> [What the task asks]
Please output the entries below exactly as they are.

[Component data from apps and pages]
= Beginning of Section =
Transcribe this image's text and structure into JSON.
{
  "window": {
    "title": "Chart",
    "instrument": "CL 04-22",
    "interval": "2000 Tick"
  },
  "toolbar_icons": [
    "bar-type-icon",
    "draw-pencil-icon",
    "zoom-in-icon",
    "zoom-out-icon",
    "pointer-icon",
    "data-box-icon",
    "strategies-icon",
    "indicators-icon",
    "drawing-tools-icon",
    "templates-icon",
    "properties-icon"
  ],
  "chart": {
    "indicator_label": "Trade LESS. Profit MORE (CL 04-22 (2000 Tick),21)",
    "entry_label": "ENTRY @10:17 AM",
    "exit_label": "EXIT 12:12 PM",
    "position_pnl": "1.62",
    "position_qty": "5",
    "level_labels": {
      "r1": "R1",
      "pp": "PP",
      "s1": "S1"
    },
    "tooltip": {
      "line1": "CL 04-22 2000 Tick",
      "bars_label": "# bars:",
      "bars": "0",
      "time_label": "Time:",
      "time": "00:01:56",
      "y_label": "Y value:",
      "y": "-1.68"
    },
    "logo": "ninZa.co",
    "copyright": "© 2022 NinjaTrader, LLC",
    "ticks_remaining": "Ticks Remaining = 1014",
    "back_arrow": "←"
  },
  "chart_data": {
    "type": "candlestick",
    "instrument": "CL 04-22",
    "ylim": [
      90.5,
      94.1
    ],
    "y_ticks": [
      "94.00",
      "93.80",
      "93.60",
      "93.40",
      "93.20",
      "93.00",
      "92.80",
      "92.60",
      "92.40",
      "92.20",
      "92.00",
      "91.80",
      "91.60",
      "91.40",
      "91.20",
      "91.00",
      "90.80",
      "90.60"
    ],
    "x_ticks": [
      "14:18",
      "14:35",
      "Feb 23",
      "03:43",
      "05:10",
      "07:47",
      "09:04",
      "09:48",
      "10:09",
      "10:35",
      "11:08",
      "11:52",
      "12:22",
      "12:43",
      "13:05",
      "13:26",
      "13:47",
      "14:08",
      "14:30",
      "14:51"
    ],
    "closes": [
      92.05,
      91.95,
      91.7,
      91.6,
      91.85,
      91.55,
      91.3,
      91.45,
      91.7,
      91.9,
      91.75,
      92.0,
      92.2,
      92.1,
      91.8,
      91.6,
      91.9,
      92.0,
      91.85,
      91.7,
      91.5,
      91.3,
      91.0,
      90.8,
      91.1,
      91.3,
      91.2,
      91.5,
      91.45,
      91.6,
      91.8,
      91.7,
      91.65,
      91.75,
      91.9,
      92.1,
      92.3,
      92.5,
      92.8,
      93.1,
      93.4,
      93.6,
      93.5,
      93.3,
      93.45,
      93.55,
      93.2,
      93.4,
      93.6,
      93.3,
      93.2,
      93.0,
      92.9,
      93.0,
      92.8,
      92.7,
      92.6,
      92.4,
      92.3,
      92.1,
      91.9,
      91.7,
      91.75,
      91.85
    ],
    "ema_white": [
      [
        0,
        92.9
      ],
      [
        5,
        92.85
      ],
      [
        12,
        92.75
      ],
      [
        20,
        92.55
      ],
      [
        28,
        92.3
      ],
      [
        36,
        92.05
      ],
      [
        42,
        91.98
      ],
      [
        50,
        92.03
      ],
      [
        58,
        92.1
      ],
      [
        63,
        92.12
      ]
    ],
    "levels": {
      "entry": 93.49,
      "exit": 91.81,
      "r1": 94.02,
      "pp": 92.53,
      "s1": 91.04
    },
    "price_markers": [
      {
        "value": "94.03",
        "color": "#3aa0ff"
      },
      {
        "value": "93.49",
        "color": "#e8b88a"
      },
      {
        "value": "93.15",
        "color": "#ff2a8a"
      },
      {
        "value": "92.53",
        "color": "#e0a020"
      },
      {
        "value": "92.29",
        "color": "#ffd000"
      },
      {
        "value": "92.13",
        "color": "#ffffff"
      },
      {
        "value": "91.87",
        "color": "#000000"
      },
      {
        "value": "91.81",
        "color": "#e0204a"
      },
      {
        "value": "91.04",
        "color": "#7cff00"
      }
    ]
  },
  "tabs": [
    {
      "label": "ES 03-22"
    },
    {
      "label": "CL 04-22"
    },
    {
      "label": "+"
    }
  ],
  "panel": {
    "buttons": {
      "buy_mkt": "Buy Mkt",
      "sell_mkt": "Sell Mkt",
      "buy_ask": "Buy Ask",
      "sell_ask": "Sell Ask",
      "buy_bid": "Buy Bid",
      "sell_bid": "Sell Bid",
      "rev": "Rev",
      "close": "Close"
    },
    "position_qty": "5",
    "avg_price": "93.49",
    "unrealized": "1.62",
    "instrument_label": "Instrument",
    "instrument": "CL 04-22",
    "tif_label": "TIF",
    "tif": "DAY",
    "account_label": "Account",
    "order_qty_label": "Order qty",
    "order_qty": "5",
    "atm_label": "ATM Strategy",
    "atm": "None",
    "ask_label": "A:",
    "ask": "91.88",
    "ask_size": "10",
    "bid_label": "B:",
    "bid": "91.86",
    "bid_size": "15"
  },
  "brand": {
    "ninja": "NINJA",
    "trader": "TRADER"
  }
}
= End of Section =
> [Task response]
Transcribe this image's text and structure into JSON.
{
  "window": {
    "title": "Chart",
    "instrument": "CL 04-22",
    "interval": "2000 Tick"
  },
  "toolbar_icons": [
    "bar-type-icon",
    "draw-pencil-icon",
    "zoom-in-icon",
    "zoom-out-icon",
    "pointer-icon",
    "data-box-icon",
    "strategies-icon",
    "indicators-icon",
    "drawing-tools-icon",
    "templates-icon",
    "properties-icon"
  ],
  "chart": {
    "indicator_label": "Trade LESS. Profit MORE (CL 04-22 (2000 Tick),21)",
    "entry_label": "ENTRY @10:17 AM",
    "exit_label": "EXIT 12:12 PM",
    "position_pnl": "1.62",
    "position_qty": "5",
    "level_labels": {
      "r1": "R1",
      "pp": "PP",
      "s1": "S1"
    },
    "tooltip": {
      "line1": "CL 04-22 2000 Tick",
      "bars_label": "# bars:",
      "bars": "0",
      "time_label": "Time:",
      "time": "00:01:56",
      "y_label": "Y value:",
      "y": "-1.68"
    },
    "logo": "ninZa.co",
    "copyright": "© 2022 NinjaTrader, LLC",
    "ticks_remaining": "Ticks Remaining = 1014",
    "back_arrow": "←"
  },
  "chart_data": {
    "type": "candlestick",
    "instrument": "CL 04-22",
    "ylim": [
      90.5,
      94.1
    ],
    "y_ticks": [
      "94.00",
      "93.80",
      "93.60",
      "93.40",
      "93.20",
      "93.00",
      "92.80",
      "92.60",
      "92.40",
      "92.20",
      "92.00",
      "91.80",
      "91.60",
      "91.40",
      "91.20",
      "91.00",
      "90.80",
      "90.60"
    ],
    "x_ticks": [
      "14:18",
      "14:35",
      "Feb 23",
      "03:43",
      "05:10",
      "07:47",
      "09:04",
      "09:48",
      "10:09",
      "10:35",
      "11:08",
      "11:52",
      "12:22",
      "12:43",
      "13:05",
      "13:26",
      "13:47",
      "14:08",
      "14:30",
      "14:51"
    ],
    "closes": [
      92.05,
      91.95,
      91.7,
      91.6,
      91.85,
      91.55,
      91.3,
      91.45,
      91.7,
      91.9,
      91.75,
      92.0,
      92.2,
      92.1,
      91.8,
      91.6,
      91.9,
      92.0,
      91.85,
      91.7,
      91.5,
      91.3,
      91.0,
      90.8,
      91.1,
      91.3,
      91.2,
      91.5,
      91.45,
      91.6,
      91.8,
      91.7,
      91.65,
      91.75,
      91.9,
      92.1,
      92.3,
      92.5,
      92.8,
      93.1,
      93.4,
      93.6,
      93.5,
      93.3,
      93.45,
      93.55,
      93.2,
      93.4,
      93.6,
      93.3,
      93.2,
      93.0,
      92.9,
      93.0,
      92.8,
      92.7,
      92.6,
      92.4,
      92.3,
      92.1,
      91.9,
      91.7,
      91.75,
      91.85
    ],
    "ema_white": [
      [
        0,
        92.9
      ],
      [
        5,
        92.85
      ],
      [
        12,
        92.75
      ],
      [
        20,
        92.55
      ],
      [
        28,
        92.3
      ],
      [
        36,
        92.05
      ],
      [
        42,
        91.98
      ],
      [
        50,
        92.03
      ],
      [
        58,
        92.1
      ],
      [
        63,
        92.12
      ]
    ],
    "levels": {
      "entry": 93.49,
      "exit": 91.81,
      "r1": 94.02,
      "pp": 92.53,
      "s1": 91.04
    },
    "price_markers": [
      {
        "value": "94.03",
        "color": "#3aa0ff"
      },
      {
        "value": "93.49",
        "color": "#e8b88a"
      },
      {
        "value": "93.15",
        "color": "#ff2a8a"
      },
      {
        "value": "92.53",
        "color": "#e0a020"
      },
      {
        "value": "92.29",
        "color": "#ffd000"
      },
      {
        "value": "92.13",
        "color": "#ffffff"
      },
      {
        "value": "91.87",
        "color": "#000000"
      },
      {
        "value": "91.81",
        "color": "#e0204a"
      },
      {
        "value": "91.04",
        "color": "#7cff00"
      }
    ]
  },
  "tabs": [
    {
      "label": "ES 03-22"
    },
    {
      "label": "CL 04-22"
    },
    {
      "label": "+"
    }
  ],
  "panel": {
    "buttons": {
      "buy_mkt": "Buy Mkt",
      "sell_mkt": "Sell Mkt",
      "buy_ask": "Buy Ask",
      "sell_ask": "Sell Ask",
      "buy_bid": "Buy Bid",
      "sell_bid": "Sell Bid",
      "rev": "Rev",
      "close": "Close"
    },
    "position_qty": "5",
    "avg_price": "93.49",
    "unrealized": "1.62",
    "instrument_label": "Instrument",
    "instrument": "CL 04-22",
    "tif_label": "TIF",
    "tif": "DAY",
    "account_label": "Account",
    "order_qty_label": "Order qty",
    "order_qty": "5",
    "atm_label": "ATM Strategy",
    "atm": "None",
    "ask_label": "A:",
    "ask": "91.88",
    "ask_size": "10",
    "bid_label": "B:",
    "bid": "91.86",
    "bid_size": "15"
  },
  "brand": {
    "ninja": "NINJA",
    "trader": "TRADER"
  }
}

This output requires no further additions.